• Task to complete: Every line below that holds the string "Checking" should be copied out.

• Exercise materials:
_____

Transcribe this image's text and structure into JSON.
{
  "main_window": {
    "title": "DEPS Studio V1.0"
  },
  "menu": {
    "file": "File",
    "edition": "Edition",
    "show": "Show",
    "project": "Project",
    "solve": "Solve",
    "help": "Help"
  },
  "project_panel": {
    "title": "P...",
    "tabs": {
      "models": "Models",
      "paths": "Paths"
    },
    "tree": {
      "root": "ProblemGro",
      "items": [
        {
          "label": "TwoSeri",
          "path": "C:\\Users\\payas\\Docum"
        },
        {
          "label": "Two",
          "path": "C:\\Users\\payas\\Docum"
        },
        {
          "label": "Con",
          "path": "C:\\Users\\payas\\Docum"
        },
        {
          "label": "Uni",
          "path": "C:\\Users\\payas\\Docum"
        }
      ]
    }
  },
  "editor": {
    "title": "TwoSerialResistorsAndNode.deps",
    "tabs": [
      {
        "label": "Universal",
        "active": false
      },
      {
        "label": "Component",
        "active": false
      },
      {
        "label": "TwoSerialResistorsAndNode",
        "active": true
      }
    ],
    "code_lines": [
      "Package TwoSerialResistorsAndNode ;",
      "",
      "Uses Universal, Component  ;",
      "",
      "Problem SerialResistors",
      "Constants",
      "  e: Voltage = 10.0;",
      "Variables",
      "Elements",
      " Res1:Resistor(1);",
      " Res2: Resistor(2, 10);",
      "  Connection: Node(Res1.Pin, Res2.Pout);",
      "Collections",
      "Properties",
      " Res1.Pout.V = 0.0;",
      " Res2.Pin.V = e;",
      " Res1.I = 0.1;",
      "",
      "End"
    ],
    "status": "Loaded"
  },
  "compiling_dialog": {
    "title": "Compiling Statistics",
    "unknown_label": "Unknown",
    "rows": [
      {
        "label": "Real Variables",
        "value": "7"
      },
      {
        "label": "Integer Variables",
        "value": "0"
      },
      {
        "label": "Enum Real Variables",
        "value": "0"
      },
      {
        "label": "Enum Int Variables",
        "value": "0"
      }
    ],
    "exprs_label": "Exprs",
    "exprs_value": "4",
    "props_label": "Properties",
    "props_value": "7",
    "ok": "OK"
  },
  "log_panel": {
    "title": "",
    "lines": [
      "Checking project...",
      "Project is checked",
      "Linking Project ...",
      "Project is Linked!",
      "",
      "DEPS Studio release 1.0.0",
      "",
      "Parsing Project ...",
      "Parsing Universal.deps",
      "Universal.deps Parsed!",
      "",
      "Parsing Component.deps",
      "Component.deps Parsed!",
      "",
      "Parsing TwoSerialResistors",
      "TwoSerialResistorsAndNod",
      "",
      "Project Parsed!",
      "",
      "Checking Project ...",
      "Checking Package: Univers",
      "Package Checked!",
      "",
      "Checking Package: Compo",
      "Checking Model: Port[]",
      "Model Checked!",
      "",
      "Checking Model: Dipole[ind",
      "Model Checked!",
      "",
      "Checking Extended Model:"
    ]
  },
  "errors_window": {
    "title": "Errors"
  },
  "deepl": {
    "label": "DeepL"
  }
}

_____

• Output below:
      "Checking project...",
      "Checking Project ...",
      "Checking Package: Univers",
      "Checking Package: Compo",
      "Checking Model: Port[]",
      "Checking Model: Dipole[ind",
      "Checking Extended Model:"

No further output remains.